Task instructions: In the records that follow, find each line with the word "count" and copy it.

── Exercise input

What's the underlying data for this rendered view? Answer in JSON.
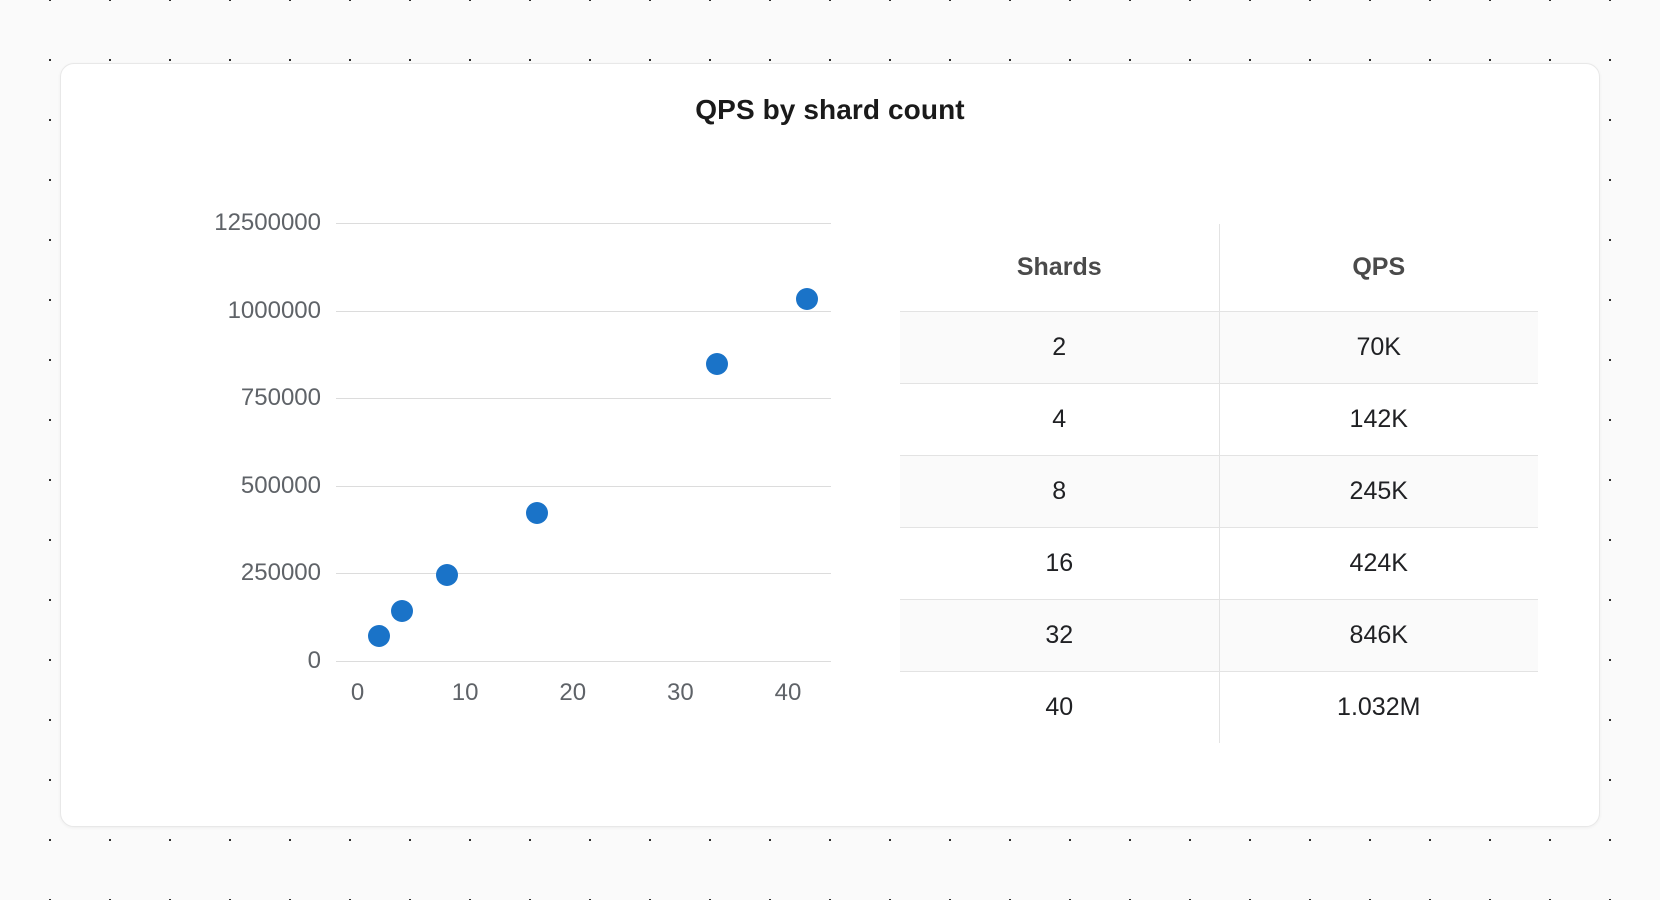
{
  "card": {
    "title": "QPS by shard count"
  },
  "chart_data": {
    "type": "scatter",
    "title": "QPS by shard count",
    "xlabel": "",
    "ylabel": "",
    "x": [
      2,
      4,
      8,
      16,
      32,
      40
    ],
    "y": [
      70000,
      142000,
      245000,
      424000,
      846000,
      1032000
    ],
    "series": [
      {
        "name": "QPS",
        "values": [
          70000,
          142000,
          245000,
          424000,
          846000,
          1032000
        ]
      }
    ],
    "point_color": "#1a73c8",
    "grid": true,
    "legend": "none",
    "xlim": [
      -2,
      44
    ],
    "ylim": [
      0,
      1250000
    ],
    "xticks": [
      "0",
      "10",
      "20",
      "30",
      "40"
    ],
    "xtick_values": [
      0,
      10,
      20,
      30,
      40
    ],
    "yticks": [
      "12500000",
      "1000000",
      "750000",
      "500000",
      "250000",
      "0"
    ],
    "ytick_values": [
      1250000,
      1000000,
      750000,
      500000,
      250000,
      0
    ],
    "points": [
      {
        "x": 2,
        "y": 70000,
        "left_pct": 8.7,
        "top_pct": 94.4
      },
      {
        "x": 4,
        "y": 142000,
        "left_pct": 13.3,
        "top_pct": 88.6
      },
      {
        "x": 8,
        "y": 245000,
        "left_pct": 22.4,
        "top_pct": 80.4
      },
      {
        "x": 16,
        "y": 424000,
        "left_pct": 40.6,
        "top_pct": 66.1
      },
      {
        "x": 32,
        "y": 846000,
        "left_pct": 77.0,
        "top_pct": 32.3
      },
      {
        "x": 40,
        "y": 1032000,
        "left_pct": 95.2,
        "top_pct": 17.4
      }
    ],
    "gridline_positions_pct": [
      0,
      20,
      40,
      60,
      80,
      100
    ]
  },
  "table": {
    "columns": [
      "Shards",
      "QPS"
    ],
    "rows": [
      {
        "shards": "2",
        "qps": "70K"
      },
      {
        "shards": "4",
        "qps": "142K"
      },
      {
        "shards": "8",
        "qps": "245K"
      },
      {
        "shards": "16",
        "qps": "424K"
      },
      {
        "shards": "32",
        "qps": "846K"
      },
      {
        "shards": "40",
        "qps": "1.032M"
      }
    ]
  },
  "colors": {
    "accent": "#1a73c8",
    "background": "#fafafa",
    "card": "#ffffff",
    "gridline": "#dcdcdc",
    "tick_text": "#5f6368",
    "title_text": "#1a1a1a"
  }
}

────

Reply:
    "title": "QPS by shard count"
    "title": "QPS by shard count",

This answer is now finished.